The Bush administration was not cutting taxes out of crackpot supply-sidism; it was cutting taxes because it wanted to cut taxes, and making extravagantly exaggerated claims about the benefits of its policies. This is not exactly surprising or novel behavior for a presidential administration. . . .
Indeed. With incredibly rare exceptions, presidents are not policy wonks. They propose policies that have emerged through the staffing process for a variety of reasons: getting re-elected, satisfying the base, ideological predisposition, and the good of the country (a list one hopes isn’t mutually exclusive) being the most obvious. They then sell them on the basis of talking points designed to be most effective, glossing over inconvenient facts.
Matt’s notion that only Republicans do this is rather strained.
If Hillary Clinton got up at the next presidential debate and said “I believe a policy of ‘Medicare for all’ could save enough money to pay for a universal preschool program and more generous Social Security benefits,” Barack Obama would say she was out of her mind, major liberal commentators would agree, and if she started angrily defending the claim against all comers it would be big trouble for her campaign. By contrast, were Mitt Romney to attack John McCain’s embrace of supply-side dogma, that would swiftly destroy Romney‘s campaign as all the major institutions of the right moved to expel him from the movement.
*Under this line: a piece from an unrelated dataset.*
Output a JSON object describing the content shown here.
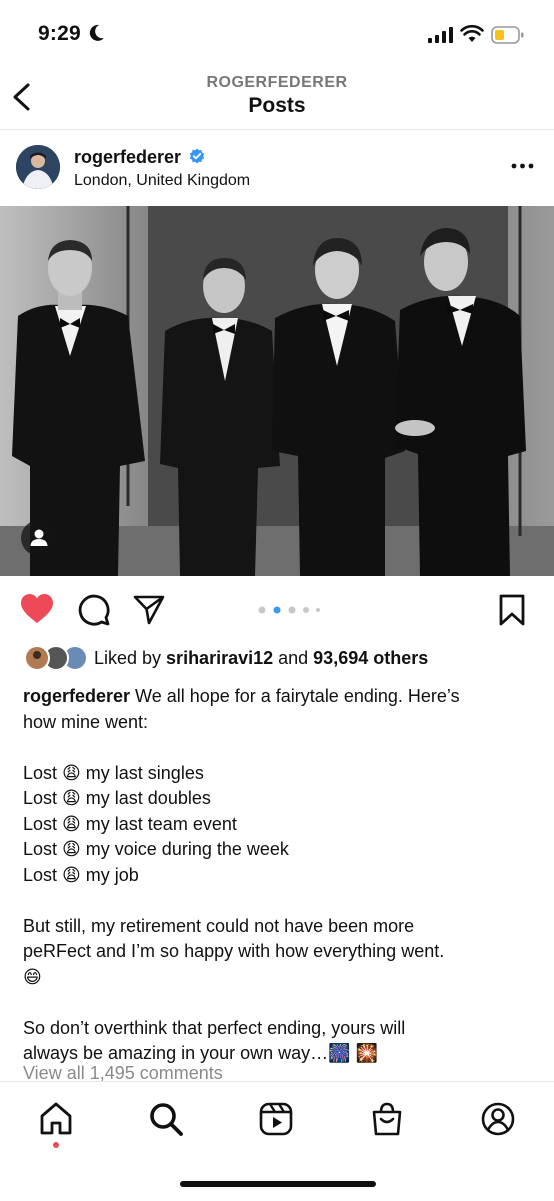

Democratic candidates cling to party dogma all the time, pretending that raising the minimum wage, empowering labor unions, nationalizing health care, and sticking it to the rich have no real negative consequences. Presumably, they do this because they think those policies are, in the main, very beneficial and a lot of caveats weakens the message in an age of sound byte politics.
The presidential candidates of both parties have limited knowledge and interests. They’re compelled to answer questions about taxes, health care, defense, the environment, and what have you. Few of them are interested in, let alone knowledgeable about, more than a handful of those. They give pre-rehearsed answers to all of them based on talking points written by others to appeal to the electorate, be it the primary base or the larger general election audience. And, more cases than not, they govern differently when they actually get elected and have to deal with the much more complicated realities while getting better advice.
At the end of the day, though, they remain politicians, not philosophers.